“For example, asking adjudicators to look more carefully at whether the wages that are being proffered to the worker correspond to the skill level of the job,” he said.
“That is a completely rational thing to do, and if it requires more evidence to substantiate the connection between the proffered wage and the skill level, so be it.”
The agency is also working on rescinding the regulation issued by the Obama administration in 2015 that allows spouses of H-1B visas to also get work authorization.
Cissna said Congress only identified two categories of people who should receive spousal work permits when it set up the H-4 category—spouses of intra-company transferees and to the spouses of E investor visa and treaty investor visa workers.
“They said that those two categories of people. … They didn’t talk about H-1B’s,” he said.
“The idea that we are intentionally, mischievously, impishly, malevolently trying to build an invisible wall on purpose because we don’t want foreign workers to come, is false.”
Big Tech Pushes Back
About a week after Cissna’s interview, CEOs of the Business Roundtable penned a letter to Kirstjen Nielsen, secretary of the Department of Homeland Security, under which USCIS operates.
The letter expressed the CEOs’ “serious concern about changes in immigration policy that are causing considerable anxiety for many thousands of our employees, while threatening to disrupt company operations.”
It was signed by 59 of America’s most prominent CEOs, from companies such as Apple, Morgan Stanley, American Airlines, Verizon, and JPMorgan Chase. The Business Roundtable CEOs lead companies with more than 16 million employees and more than $7 trillion in annual revenues, according to its website.
The CEOs complained about “inconsistent immigration decisions,” uncertainty about information required for visa renewals, and the upcoming change that would revoke the H-4 spouse eligibility to work.
The CEOs also complained about USCIS’s recent announcement that a visa holder will be automatically placed in removal proceedings if his or her application to change or extend status is denied and he or she doesn’t have another underlying lawful status.
“Together, the USCIS actions significantly increase the likelihood that a long-term employee—who has followed the rules and who has been authorized by the U.S. government multiple times to work in the United States—will lose his or her status,” the letter states.
Cissna said fraud and abuse is an “eternal problem” with administering the immigration system, but the agency is set up to simply follow the laws Congress sets. He said the increase in interviews required for work permits is already helping reduce fraudulent claims.
Using the example of someone first entering the United States on a tourist visa, Cissna outlined a possible scenario that indicates how flawed the current system can be.
“It’s kind of remarkable that you could have somebody come to the country … as a tourist.

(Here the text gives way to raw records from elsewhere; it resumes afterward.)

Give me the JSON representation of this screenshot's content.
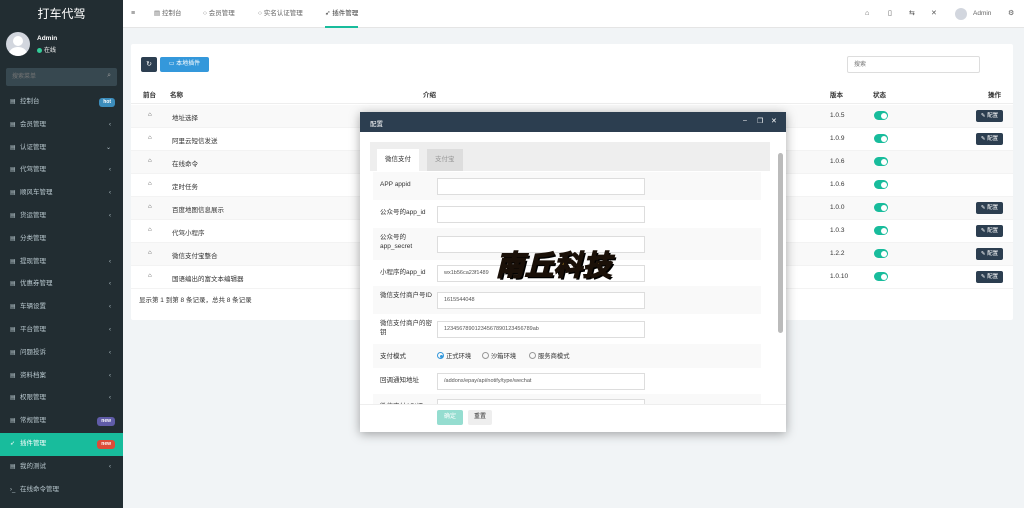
{
  "app": {
    "logo": "打车代驾"
  },
  "user": {
    "name": "Admin",
    "status": "在线"
  },
  "sidebar": {
    "search_placeholder": "搜索菜单",
    "items": [
      {
        "label": "控制台",
        "badge": "hot",
        "badge_color": "#3c8dbc"
      },
      {
        "label": "会员管理",
        "arrow": "‹"
      },
      {
        "label": "认证管理",
        "arrow": "⌄"
      },
      {
        "label": "代驾管理",
        "arrow": "‹"
      },
      {
        "label": "顺风车管理",
        "arrow": "‹"
      },
      {
        "label": "货运管理",
        "arrow": "‹"
      },
      {
        "label": "分类管理"
      },
      {
        "label": "提现管理",
        "arrow": "‹"
      },
      {
        "label": "优惠券管理",
        "arrow": "‹"
      },
      {
        "label": "车辆设置",
        "arrow": "‹"
      },
      {
        "label": "平台管理",
        "arrow": "‹"
      },
      {
        "label": "问题投诉",
        "arrow": "‹"
      },
      {
        "label": "资料档案",
        "arrow": "‹"
      },
      {
        "label": "权限管理",
        "arrow": "‹"
      },
      {
        "label": "常规管理",
        "badge": "new",
        "badge_color": "#605ca8"
      },
      {
        "label": "插件管理",
        "badge": "new",
        "badge_color": "#dd4b39",
        "active": true
      },
      {
        "label": "我的测试",
        "arrow": "‹"
      },
      {
        "label": "在线命令管理"
      }
    ]
  },
  "topbar": {
    "tabs": [
      {
        "label": "控制台",
        "icon": "dashboard-icon"
      },
      {
        "label": "会员管理",
        "icon": "circle-icon"
      },
      {
        "label": "实名认证管理",
        "icon": "circle-icon"
      },
      {
        "label": "插件管理",
        "icon": "rocket-icon",
        "active": true
      }
    ],
    "user_name": "Admin"
  },
  "toolbar": {
    "local_plugin_label": "本地插件",
    "search_placeholder": "搜索"
  },
  "table": {
    "headers": {
      "front": "前台",
      "name": "名称",
      "intro": "介绍",
      "version": "版本",
      "status": "状态",
      "action": "操作"
    },
    "rows": [
      {
        "name": "地址选择",
        "version": "1.0.5",
        "config": true
      },
      {
        "name": "阿里云短信发送",
        "version": "1.0.9",
        "config": true
      },
      {
        "name": "在线命令",
        "version": "1.0.6",
        "config": false
      },
      {
        "name": "定时任务",
        "version": "1.0.6",
        "config": false
      },
      {
        "name": "百度地图信息展示",
        "version": "1.0.0",
        "config": true
      },
      {
        "name": "代驾小程序",
        "version": "1.0.3",
        "config": true
      },
      {
        "name": "微信支付宝整合",
        "version": "1.2.2",
        "config": true
      },
      {
        "name": "国语编出的富文本编辑器",
        "version": "1.0.10",
        "config": true
      }
    ],
    "config_label": "配置",
    "footer": "显示第 1 到第 8 条记录，总共 8 条记录"
  },
  "modal": {
    "title": "配置",
    "tabs": [
      "微信支付",
      "支付宝"
    ],
    "fields": [
      {
        "label": "APP appid",
        "value": ""
      },
      {
        "label": "公众号的app_id",
        "value": ""
      },
      {
        "label": "公众号的app_secret",
        "value": ""
      },
      {
        "label": "小程序的app_id",
        "value": "wx1b56ca23f1489"
      },
      {
        "label": "微信支付商户号ID",
        "value": "1615544048"
      },
      {
        "label": "微信支付商户的密钥",
        "value": "12345678901234567890123456789ab"
      },
      {
        "label": "支付模式",
        "options": [
          "正式环境",
          "沙箱环境",
          "服务商模式"
        ],
        "selected": "正式环境"
      },
      {
        "label": "回调通知地址",
        "value": "/addons/epay/api/notify/type/wechat"
      },
      {
        "label": "微信支付API证",
        "value": "/addons/epay/certs/apiclient_cert.pem"
      }
    ],
    "ok_label": "确定",
    "reset_label": "重置"
  },
  "colors": {
    "sidebar_bg": "#222d32",
    "accent": "#18bc9c",
    "dark": "#2c3e50",
    "blue": "#3498db"
  }
}
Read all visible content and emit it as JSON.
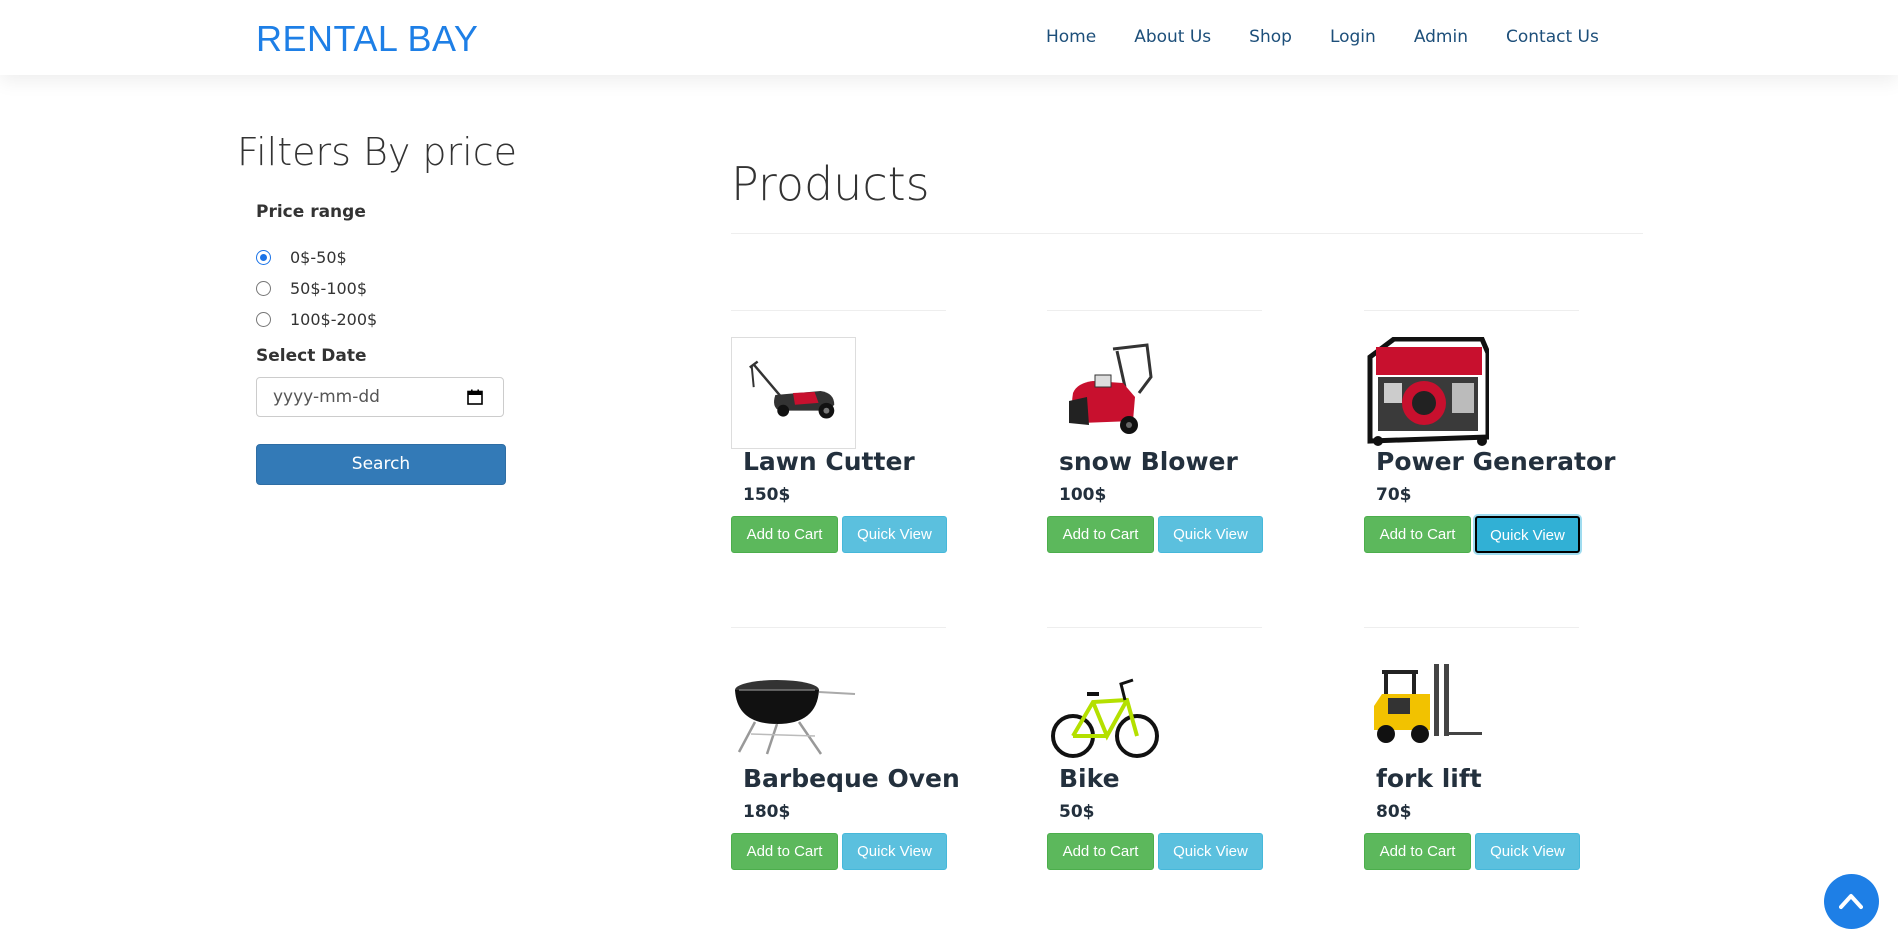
{
  "brand": "RENTAL BAY",
  "nav": [
    "Home",
    "About Us",
    "Shop",
    "Login",
    "Admin",
    "Contact Us"
  ],
  "sidebar": {
    "title": "Filters By price",
    "price_label": "Price range",
    "price_options": [
      {
        "label": "0$-50$",
        "checked": true
      },
      {
        "label": "50$-100$",
        "checked": false
      },
      {
        "label": "100$-200$",
        "checked": false
      }
    ],
    "date_label": "Select Date",
    "date_placeholder": "yyyy-mm-dd",
    "search_label": "Search"
  },
  "main": {
    "title": "Products",
    "add_to_cart_label": "Add to Cart",
    "quick_view_label": "Quick View",
    "products": [
      {
        "name": "Lawn Cutter",
        "price": "150$",
        "icon": "lawn-mower-icon"
      },
      {
        "name": "snow Blower",
        "price": "100$",
        "icon": "snow-blower-icon"
      },
      {
        "name": "Power Generator",
        "price": "70$",
        "icon": "generator-icon"
      },
      {
        "name": "Barbeque Oven",
        "price": "180$",
        "icon": "grill-icon"
      },
      {
        "name": "Bike",
        "price": "50$",
        "icon": "bicycle-icon"
      },
      {
        "name": "fork lift",
        "price": "80$",
        "icon": "forklift-icon"
      }
    ]
  },
  "colors": {
    "brand": "#1e7fe6",
    "nav_link": "#1d4f7a",
    "primary_button": "#337ab7",
    "cart_button": "#5cb85c",
    "quick_view_button": "#5bc0de"
  },
  "scroll_top_icon": "chevron-up-icon"
}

Then they change to a student visa. Then they study for four years. Then they get a master’s degree. So, there’s six years. Then they get an H-1B, that’s another three years. Then they get an extension. There’s another three,” he said.
The person could then also receive an Optional Practical Training work permit, allowing for up to three additional years of work.
“So, you could have a person here for a dozen years, and we never talk to them,” Cissna said. “I think the administration is focusing on vetting and screening because you have things like that—where people could be here a long time and they have no physical contact, much less an actual interview, with an immigration officer.”